§ STUDY MATERIAL:
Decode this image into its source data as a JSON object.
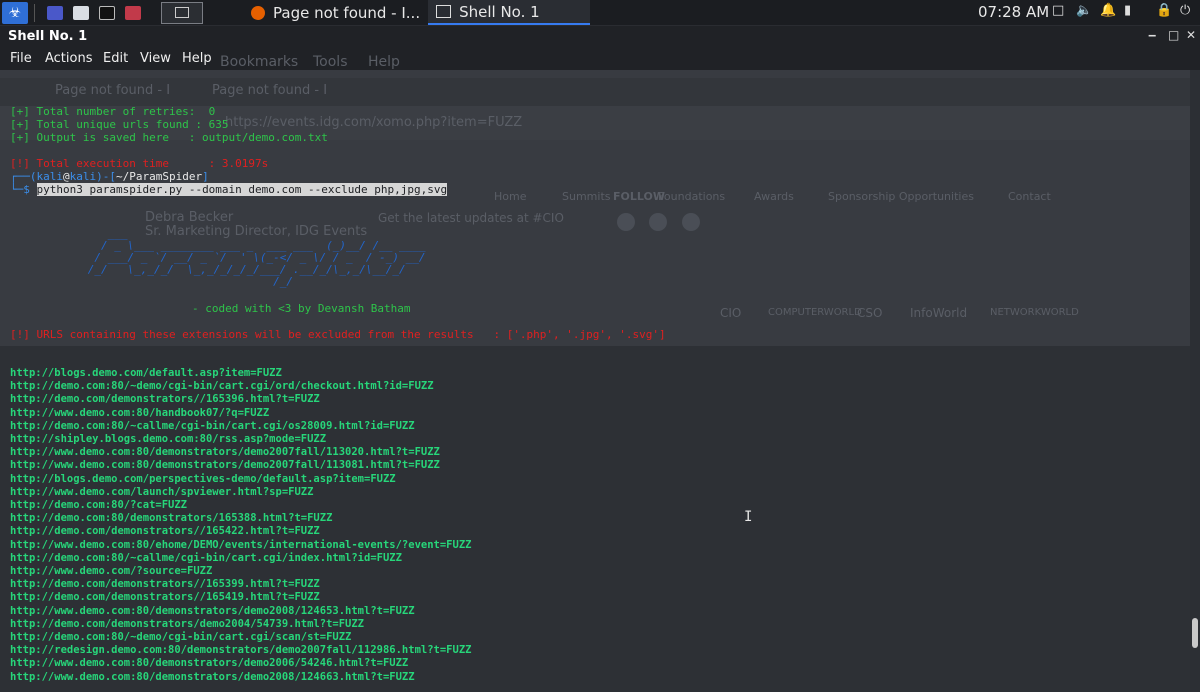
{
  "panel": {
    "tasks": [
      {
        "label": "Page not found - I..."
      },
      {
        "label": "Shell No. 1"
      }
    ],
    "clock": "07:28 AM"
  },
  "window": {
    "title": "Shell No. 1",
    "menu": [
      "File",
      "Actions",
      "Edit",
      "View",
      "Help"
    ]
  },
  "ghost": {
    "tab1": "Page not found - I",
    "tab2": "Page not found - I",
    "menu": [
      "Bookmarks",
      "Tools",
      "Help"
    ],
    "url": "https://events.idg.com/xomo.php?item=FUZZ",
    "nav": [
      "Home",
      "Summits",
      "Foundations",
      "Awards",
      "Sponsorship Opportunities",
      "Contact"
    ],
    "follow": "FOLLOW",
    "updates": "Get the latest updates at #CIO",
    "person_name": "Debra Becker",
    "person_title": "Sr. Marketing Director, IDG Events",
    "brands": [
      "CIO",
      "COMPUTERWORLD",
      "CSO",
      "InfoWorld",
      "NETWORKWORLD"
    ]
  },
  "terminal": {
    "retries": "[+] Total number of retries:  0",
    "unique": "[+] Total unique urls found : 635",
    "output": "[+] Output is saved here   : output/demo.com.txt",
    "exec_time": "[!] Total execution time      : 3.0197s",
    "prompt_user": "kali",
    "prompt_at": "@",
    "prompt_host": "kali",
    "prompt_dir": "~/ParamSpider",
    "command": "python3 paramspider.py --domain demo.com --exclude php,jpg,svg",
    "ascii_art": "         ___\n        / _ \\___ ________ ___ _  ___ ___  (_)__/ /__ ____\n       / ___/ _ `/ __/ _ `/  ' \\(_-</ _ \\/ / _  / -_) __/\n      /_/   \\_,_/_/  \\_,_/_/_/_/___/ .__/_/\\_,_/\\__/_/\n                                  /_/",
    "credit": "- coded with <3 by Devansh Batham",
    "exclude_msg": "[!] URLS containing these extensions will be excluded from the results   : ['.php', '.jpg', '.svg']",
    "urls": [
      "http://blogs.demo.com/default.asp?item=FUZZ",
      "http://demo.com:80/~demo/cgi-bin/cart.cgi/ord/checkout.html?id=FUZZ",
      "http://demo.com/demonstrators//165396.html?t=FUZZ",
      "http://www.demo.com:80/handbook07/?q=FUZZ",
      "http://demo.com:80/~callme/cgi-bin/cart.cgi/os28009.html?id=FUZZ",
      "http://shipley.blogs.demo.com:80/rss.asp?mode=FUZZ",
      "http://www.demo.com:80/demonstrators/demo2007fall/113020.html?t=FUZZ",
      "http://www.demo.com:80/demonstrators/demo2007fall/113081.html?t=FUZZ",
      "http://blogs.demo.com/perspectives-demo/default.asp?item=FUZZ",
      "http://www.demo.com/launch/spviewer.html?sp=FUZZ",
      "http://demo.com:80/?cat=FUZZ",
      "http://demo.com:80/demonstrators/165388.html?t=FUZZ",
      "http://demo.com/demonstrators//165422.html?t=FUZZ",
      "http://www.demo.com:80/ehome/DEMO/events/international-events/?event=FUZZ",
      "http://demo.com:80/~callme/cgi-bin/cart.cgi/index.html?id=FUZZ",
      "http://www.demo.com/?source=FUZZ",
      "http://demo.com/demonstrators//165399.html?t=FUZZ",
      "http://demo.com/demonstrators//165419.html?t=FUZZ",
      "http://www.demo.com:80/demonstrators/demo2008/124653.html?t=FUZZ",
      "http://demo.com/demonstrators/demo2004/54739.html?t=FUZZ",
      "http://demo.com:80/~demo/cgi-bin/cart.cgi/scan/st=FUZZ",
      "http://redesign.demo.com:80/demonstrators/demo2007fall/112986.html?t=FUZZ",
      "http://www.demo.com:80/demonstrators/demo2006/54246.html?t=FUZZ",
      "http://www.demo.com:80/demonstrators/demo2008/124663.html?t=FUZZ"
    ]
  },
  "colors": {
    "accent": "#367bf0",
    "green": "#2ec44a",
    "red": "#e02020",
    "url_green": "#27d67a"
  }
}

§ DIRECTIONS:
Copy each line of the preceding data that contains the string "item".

§ COMPLETED TASK:
    "url": "https://events.idg.com/xomo.php?item=FUZZ",
      "http://blogs.demo.com/default.asp?item=FUZZ",
      "http://blogs.demo.com/perspectives-demo/default.asp?item=FUZZ",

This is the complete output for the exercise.